Work to be completed: Each line of the records that holds "GENERAL" should be shown in full.

Stored items
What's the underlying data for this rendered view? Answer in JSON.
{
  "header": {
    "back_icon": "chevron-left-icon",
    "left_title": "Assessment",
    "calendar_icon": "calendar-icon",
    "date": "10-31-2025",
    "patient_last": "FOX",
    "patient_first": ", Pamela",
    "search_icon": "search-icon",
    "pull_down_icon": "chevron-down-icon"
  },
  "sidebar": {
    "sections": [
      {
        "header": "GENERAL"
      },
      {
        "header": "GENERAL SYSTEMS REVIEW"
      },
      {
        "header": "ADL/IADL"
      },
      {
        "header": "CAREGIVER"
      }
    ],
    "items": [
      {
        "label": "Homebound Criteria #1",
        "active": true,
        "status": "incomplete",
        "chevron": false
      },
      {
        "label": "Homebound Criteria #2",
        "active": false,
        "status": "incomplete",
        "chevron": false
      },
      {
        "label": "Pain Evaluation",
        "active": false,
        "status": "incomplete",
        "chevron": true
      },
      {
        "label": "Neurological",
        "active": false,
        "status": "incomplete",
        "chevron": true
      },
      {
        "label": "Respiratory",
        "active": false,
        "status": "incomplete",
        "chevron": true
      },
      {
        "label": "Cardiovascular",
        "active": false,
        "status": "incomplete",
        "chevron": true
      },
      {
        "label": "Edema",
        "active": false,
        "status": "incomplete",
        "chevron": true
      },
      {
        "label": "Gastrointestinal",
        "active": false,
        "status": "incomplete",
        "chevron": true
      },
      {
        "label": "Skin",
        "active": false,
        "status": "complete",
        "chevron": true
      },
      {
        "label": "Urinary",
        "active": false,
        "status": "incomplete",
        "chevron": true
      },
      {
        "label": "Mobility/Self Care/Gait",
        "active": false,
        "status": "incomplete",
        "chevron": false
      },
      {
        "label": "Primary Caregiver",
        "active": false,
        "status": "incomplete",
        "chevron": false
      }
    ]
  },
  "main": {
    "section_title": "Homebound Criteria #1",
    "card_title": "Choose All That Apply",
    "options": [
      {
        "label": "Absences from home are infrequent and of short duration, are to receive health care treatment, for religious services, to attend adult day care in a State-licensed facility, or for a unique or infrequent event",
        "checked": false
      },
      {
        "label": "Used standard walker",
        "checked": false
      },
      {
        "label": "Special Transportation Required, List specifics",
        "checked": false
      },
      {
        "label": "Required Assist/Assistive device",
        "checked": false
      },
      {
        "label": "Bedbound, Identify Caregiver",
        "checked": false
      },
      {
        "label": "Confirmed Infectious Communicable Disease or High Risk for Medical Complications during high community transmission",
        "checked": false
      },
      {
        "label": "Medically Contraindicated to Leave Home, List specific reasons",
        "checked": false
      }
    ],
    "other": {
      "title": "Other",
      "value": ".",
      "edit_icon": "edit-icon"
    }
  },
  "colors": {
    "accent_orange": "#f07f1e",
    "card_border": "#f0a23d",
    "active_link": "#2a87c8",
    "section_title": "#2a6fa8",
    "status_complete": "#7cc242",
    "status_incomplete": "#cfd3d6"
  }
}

Your response:
        "header": "GENERAL"
        "header": "GENERAL SYSTEMS REVIEW"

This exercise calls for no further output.